### DESCRIPTION OF THE TASK
I would like every entry below written out exactly.

⟨

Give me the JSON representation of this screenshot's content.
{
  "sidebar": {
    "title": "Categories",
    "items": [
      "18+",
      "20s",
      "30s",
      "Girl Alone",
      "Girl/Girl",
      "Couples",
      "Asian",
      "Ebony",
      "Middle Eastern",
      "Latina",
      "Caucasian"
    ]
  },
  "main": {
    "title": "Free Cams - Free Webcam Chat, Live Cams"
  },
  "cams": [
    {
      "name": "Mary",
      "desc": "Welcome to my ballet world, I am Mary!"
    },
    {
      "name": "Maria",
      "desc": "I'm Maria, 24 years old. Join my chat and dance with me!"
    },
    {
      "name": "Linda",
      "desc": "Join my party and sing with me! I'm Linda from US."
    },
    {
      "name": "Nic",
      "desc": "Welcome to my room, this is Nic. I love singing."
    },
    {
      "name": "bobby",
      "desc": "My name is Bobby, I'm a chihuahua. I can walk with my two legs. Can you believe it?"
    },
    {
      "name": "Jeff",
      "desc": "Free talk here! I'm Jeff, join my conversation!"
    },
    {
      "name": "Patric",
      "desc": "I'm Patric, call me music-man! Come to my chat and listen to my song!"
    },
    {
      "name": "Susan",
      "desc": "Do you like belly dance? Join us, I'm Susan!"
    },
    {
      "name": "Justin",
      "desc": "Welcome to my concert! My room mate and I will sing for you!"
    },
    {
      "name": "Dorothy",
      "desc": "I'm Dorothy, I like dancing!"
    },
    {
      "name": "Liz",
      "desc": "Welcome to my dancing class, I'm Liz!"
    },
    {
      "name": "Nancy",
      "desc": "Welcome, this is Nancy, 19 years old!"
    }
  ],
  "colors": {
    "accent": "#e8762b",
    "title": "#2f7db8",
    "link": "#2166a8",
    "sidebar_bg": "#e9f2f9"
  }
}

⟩

### RESULT
Give me the JSON representation of this screenshot's content.
{
  "sidebar": {
    "title": "Categories",
    "items": [
      "18+",
      "20s",
      "30s",
      "Girl Alone",
      "Girl/Girl",
      "Couples",
      "Asian",
      "Ebony",
      "Middle Eastern",
      "Latina",
      "Caucasian"
    ]
  },
  "main": {
    "title": "Free Cams - Free Webcam Chat, Live Cams"
  },
  "cams": [
    {
      "name": "Mary",
      "desc": "Welcome to my ballet world, I am Mary!"
    },
    {
      "name": "Maria",
      "desc": "I'm Maria, 24 years old. Join my chat and dance with me!"
    },
    {
      "name": "Linda",
      "desc": "Join my party and sing with me! I'm Linda from US."
    },
    {
      "name": "Nic",
      "desc": "Welcome to my room, this is Nic. I love singing."
    },
    {
      "name": "bobby",
      "desc": "My name is Bobby, I'm a chihuahua. I can walk with my two legs. Can you believe it?"
    },
    {
      "name": "Jeff",
      "desc": "Free talk here! I'm Jeff, join my conversation!"
    },
    {
      "name": "Patric",
      "desc": "I'm Patric, call me music-man! Come to my chat and listen to my song!"
    },
    {
      "name": "Susan",
      "desc": "Do you like belly dance? Join us, I'm Susan!"
    },
    {
      "name": "Justin",
      "desc": "Welcome to my concert! My room mate and I will sing for you!"
    },
    {
      "name": "Dorothy",
      "desc": "I'm Dorothy, I like dancing!"
    },
    {
      "name": "Liz",
      "desc": "Welcome to my dancing class, I'm Liz!"
    },
    {
      "name": "Nancy",
      "desc": "Welcome, this is Nancy, 19 years old!"
    }
  ],
  "colors": {
    "accent": "#e8762b",
    "title": "#2f7db8",
    "link": "#2166a8",
    "sidebar_bg": "#e9f2f9"
  }
}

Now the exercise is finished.